THE OPTIMIZE SOLUTION

Originally introduced in Azure Databricks Delta(now Delta Lake), OPTIMIZE solved the many small file problem by leverage bin-packging(or Compaction) to better optimize files in terms of organization and sizing.

Other ways to leverage OPTIMIZE and the optional ZORDER command:

  • OPTIMIZE myDatabase.myTable WHERE date >= ‘2017-01-01’
  • OPTIMIZE myDatabase.myTable WHERE date >= current_timestamp() – INTERVAL 1 day ZORDER BY (eventType)

Learn more about these commands in the link below:

Databricks recommends “you start by running OPTIMIZE on a daily basis (preferably at night when spot prices are low). Then modify your job from there.

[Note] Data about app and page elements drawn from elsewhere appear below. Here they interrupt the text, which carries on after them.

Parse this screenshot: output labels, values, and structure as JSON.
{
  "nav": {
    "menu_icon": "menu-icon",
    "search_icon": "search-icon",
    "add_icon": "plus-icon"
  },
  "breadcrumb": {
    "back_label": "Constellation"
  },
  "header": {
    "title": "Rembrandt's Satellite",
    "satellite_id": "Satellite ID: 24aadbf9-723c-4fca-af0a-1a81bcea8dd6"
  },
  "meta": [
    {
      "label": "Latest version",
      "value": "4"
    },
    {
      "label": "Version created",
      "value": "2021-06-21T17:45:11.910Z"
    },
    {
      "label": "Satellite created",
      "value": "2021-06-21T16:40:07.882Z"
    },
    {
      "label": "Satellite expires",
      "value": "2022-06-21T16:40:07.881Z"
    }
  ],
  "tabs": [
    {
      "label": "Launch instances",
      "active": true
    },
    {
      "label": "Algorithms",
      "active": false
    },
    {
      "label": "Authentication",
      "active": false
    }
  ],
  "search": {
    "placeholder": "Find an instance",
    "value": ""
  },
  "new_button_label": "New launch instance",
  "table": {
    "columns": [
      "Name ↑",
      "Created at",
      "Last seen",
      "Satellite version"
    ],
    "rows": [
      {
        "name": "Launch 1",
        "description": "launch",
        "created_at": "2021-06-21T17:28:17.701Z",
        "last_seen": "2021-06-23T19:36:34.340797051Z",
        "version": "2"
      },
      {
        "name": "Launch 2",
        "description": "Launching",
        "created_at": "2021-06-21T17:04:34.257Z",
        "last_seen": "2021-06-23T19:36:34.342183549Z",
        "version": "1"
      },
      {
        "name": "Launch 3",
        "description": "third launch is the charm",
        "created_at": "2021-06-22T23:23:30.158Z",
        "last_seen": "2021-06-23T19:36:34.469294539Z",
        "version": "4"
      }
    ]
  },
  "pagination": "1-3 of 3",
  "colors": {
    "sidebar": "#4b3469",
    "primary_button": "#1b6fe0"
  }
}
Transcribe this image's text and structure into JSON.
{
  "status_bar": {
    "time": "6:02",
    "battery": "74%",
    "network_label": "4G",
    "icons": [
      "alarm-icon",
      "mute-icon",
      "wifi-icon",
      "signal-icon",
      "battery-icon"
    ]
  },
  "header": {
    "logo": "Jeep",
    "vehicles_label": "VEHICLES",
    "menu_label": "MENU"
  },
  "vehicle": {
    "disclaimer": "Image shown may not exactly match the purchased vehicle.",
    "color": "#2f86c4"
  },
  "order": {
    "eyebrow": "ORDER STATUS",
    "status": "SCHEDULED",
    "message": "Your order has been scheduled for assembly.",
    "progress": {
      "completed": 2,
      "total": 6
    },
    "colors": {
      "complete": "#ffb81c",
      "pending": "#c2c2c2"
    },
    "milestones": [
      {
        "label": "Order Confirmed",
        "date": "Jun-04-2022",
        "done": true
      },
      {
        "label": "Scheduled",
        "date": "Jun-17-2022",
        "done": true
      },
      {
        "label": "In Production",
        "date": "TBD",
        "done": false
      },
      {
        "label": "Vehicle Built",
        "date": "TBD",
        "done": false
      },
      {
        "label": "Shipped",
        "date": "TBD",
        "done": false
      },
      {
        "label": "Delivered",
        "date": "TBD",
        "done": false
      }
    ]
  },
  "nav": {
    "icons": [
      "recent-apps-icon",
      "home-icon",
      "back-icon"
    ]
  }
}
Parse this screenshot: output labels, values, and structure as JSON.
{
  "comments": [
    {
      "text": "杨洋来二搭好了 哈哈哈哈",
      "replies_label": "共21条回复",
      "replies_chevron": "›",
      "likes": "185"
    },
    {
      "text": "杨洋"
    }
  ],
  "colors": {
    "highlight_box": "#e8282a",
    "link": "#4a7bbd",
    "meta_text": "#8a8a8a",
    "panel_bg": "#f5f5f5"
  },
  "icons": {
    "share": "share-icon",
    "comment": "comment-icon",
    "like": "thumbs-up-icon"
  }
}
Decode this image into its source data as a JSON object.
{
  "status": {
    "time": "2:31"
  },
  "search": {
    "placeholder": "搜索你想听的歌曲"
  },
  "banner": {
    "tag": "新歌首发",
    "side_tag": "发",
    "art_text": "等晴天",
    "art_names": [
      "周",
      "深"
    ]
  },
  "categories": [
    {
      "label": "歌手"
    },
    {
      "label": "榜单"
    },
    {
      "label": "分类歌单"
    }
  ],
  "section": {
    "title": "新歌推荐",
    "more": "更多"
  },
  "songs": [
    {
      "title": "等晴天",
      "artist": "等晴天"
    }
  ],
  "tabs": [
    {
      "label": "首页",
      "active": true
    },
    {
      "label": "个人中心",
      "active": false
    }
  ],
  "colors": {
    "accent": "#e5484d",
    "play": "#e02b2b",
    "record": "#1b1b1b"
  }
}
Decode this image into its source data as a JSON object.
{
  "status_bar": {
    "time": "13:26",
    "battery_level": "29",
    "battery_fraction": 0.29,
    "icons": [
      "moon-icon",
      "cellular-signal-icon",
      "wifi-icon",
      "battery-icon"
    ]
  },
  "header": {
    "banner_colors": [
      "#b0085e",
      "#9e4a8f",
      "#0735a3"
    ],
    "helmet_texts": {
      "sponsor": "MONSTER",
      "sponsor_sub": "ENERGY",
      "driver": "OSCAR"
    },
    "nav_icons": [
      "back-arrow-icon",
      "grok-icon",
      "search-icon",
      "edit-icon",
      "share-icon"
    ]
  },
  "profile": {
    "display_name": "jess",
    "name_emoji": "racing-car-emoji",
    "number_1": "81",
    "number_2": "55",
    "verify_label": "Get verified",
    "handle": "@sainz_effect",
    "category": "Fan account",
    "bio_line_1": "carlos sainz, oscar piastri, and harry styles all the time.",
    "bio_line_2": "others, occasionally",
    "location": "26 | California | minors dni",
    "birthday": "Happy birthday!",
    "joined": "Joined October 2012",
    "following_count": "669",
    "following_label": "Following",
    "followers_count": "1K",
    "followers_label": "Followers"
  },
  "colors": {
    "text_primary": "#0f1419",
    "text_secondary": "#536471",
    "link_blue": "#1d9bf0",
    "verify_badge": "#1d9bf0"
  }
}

THE AUTOMATION

The first step here is to return the SQL result from SHOW TABLES IN myDatabase which will return databaseName, tableName, and isTemporary. The next step is to iterate over the RDD(resilient distributed dataset) row by row, in parallel(ie. par.foreach) utilizing parallel collections and place the column values into a variable which we can then leverage to pass into a Spark SQL command to dynamically run the OPTIMIZE command. We can pass in variable to a spark sql command by adding an s before the query string(ie. spark.sql(s””). For a best practice I always wrap spark.sql commands with tripple double-quotes so we can write sql on multiple lines.